MEMPHIS, TN (WMC) - We are now just one week away from this year’s Memphis in May, and Beale Street Music Fest starts next Friday.
But as the stages go up in Tom Lee Park, questions remain about the future of the festival.
Memphis in May celebrates local and foreign culture. It generates more than $100 million for the Memphis economy.
But with remodeling plans for Tom Lee Park threatening its existence, is the city's biggest party almost over? On a bike ride through Tom Lee Park, Cortney Jackson and Bruce McClain are counting down the days to Memphis in May Music Fest.
"I think Memphis in May is like a really big deal,” Jackson said. "There is no more beautiful setting than here at Tom Lee Park."
"I guess the whole idea is the symbol of Memphis in May is the bridge, the riverfront, the Pyramid... all that in the background that's Memphis in May,” McClain said.
For Memphis in May's Robert Griffin, the excitement of getting the park ready for a month-long celebration Is tempered this year.
"For us, it's different because there is the uncertainty of what's going to happen next year,” Griffin said.
Memphis in May, in mediation with the Memphis River Parks Partnership, is negotiating the Partnership's $50 million plan to remodel Tom Lee Park to make sure it can still accommodate Music Fest and the World BBQ Contest.
"You know, if you can add to it, OK... but don't take away the tradition,” Jackson said.
Jackson and McClain love the idea of improving the park, but not if it forces Memphis in May away from the river.
"We need change and we need growth, but also we don't need to take it away from the park because that's what we're known for right? To be here at the riverfront,” McClain said.
As this year's festival takes shape, its future is unknown.
"It could be the last Memphis in May in Tom Lee Park in its current form,” Griffin said. “It remains to be seen what happens with the next version of Tom Lee Park, or if there is a next version of Tom Lee Park."

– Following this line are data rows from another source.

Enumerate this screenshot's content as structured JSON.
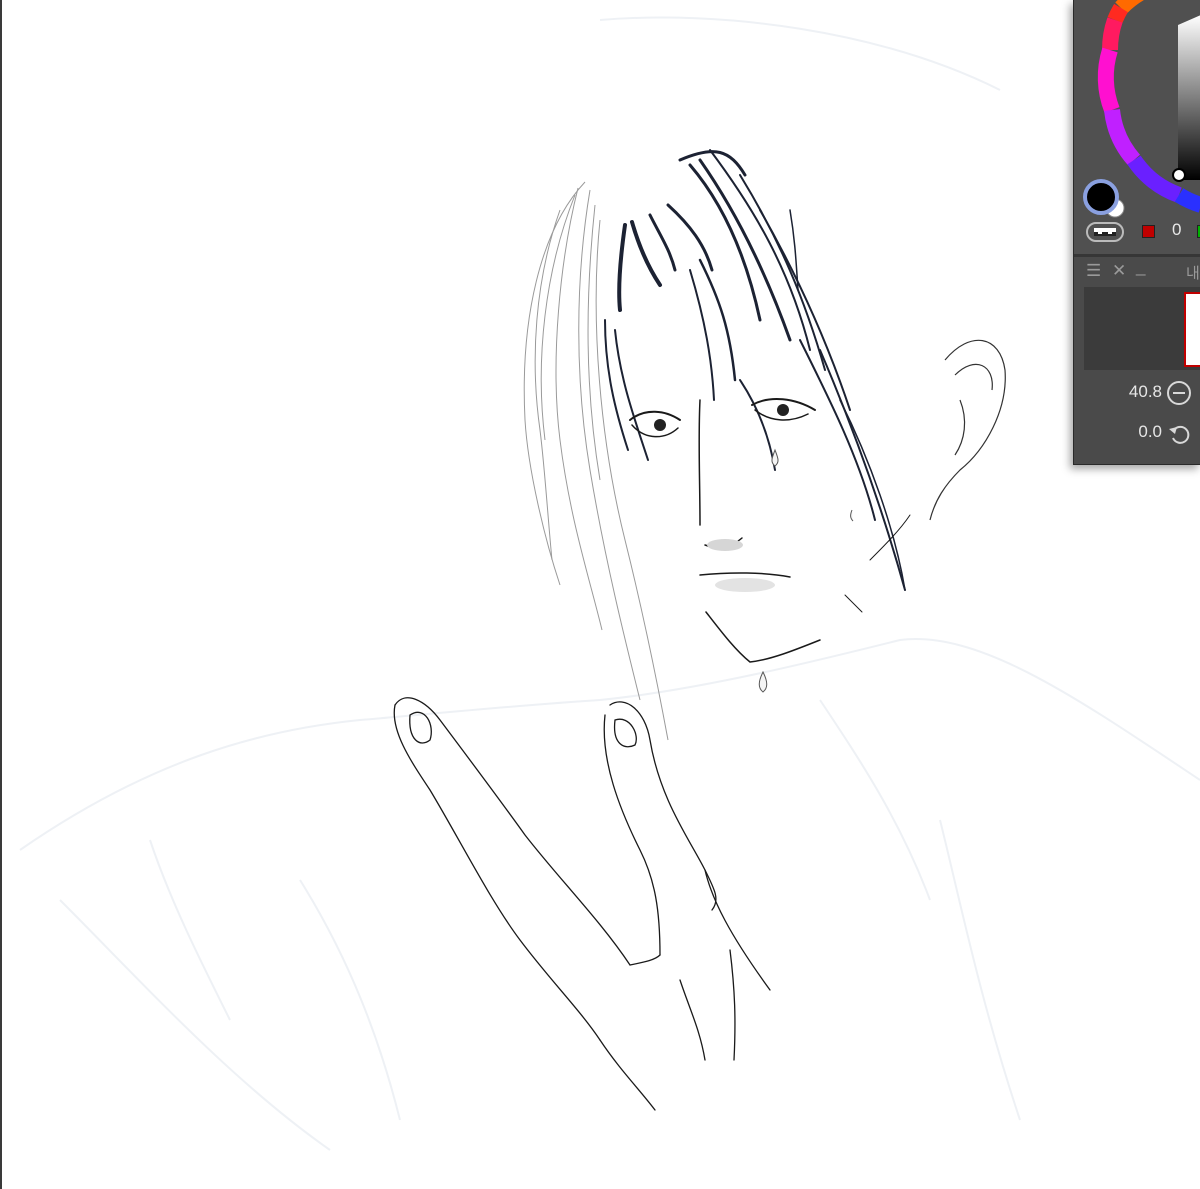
{
  "app": {
    "accent_color": "#c00000",
    "panel_color": "#4a4a4a"
  },
  "color_panel": {
    "main_color": "#000000",
    "sub_color": "#ffffff",
    "red_value": "0",
    "icons": [
      "color-wheel-icon",
      "main-color-swatch-icon",
      "color-mode-toggle-icon"
    ]
  },
  "navigator_panel": {
    "title": "내",
    "menu_icon": "menu-icon",
    "close_icon": "close-icon",
    "minimize_icon": "minimize-icon",
    "zoom_value": "40.8",
    "rotation_value": "0.0",
    "zoom_out_icon": "zoom-out-icon",
    "reset_rotation_icon": "reset-rotation-icon"
  }
}
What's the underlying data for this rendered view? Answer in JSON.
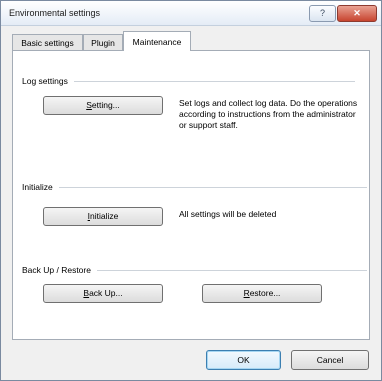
{
  "window": {
    "title": "Environmental settings",
    "help_glyph": "?",
    "close_glyph": "✕"
  },
  "tabs": [
    {
      "label": "Basic settings"
    },
    {
      "label": "Plugin"
    },
    {
      "label": "Maintenance",
      "active": true
    }
  ],
  "log": {
    "group": "Log settings",
    "button_pre": "",
    "button_ul": "S",
    "button_post": "etting...",
    "description": "Set logs and collect log data. Do the operations according to instructions from the administrator or support staff."
  },
  "init": {
    "group": "Initialize",
    "button_pre": "",
    "button_ul": "I",
    "button_post": "nitialize",
    "description": "All settings will be deleted"
  },
  "backup": {
    "group": "Back Up / Restore",
    "backup_pre": "",
    "backup_ul": "B",
    "backup_post": "ack Up...",
    "restore_pre": "",
    "restore_ul": "R",
    "restore_post": "estore..."
  },
  "footer": {
    "ok": "OK",
    "cancel": "Cancel"
  }
}
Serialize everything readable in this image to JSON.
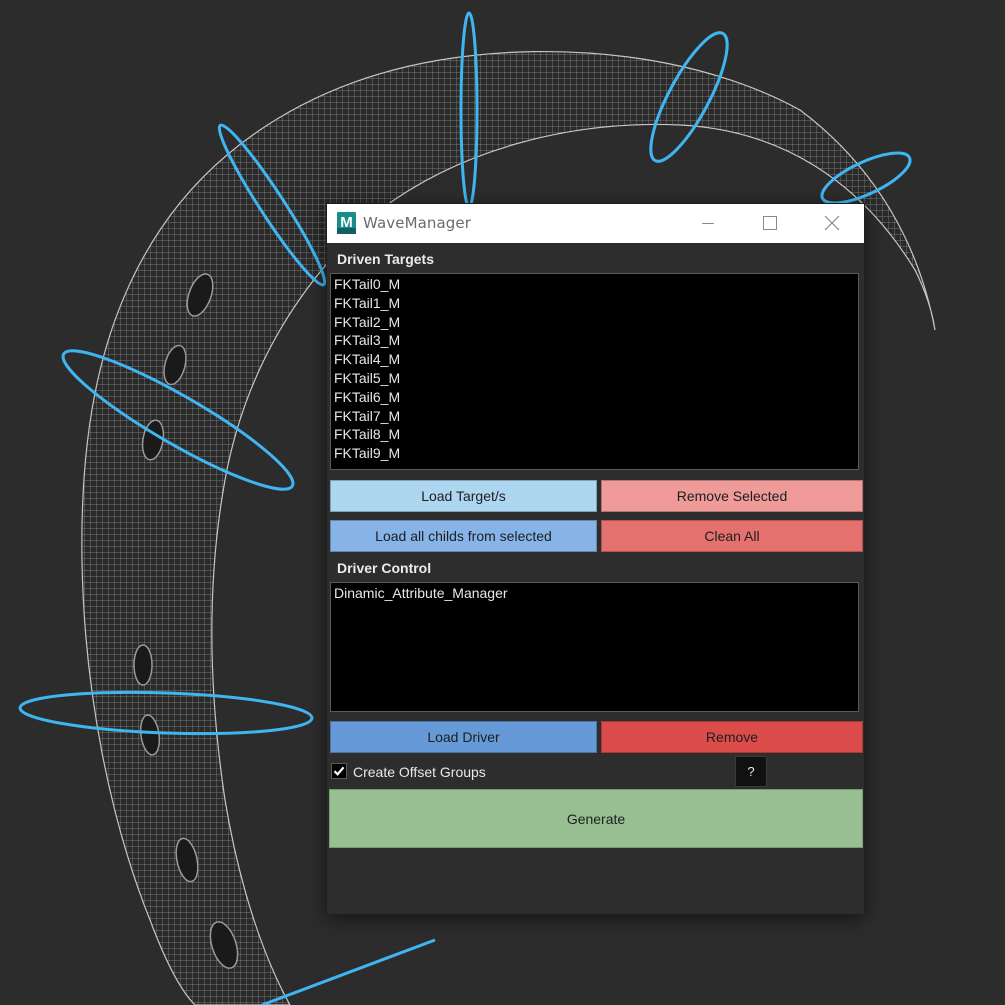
{
  "window": {
    "title": "WaveManager",
    "app_icon_letter": "M"
  },
  "driven_targets": {
    "label": "Driven Targets",
    "items": [
      "FKTail0_M",
      "FKTail1_M",
      "FKTail2_M",
      "FKTail3_M",
      "FKTail4_M",
      "FKTail5_M",
      "FKTail6_M",
      "FKTail7_M",
      "FKTail8_M",
      "FKTail9_M"
    ],
    "buttons": {
      "load_targets": "Load Target/s",
      "remove_selected": "Remove Selected",
      "load_childs": "Load all childs from selected",
      "clean_all": "Clean All"
    }
  },
  "driver_control": {
    "label": "Driver Control",
    "items": [
      "Dinamic_Attribute_Manager"
    ],
    "buttons": {
      "load_driver": "Load Driver",
      "remove": "Remove"
    }
  },
  "options": {
    "create_offset_groups_label": "Create Offset Groups",
    "create_offset_groups_checked": true,
    "help_label": "?"
  },
  "generate_label": "Generate",
  "colors": {
    "load_targets": "#add6f0",
    "remove_selected": "#ee9b99",
    "load_childs": "#87b4e8",
    "clean_all": "#e5716f",
    "load_driver": "#6699d8",
    "remove": "#dc4c4b",
    "generate": "#97bf92",
    "viewport_bg": "#2c2c2c",
    "control_curve": "#3fb6f2"
  }
}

The Army Corp of Engineers will have to sign off on the renovation plan, too. Tom Lee Park was built to support the bluff and help channel traffic on the Mississippi River. Any changes to the park require federal approval.
The two sides meet again in two weeks.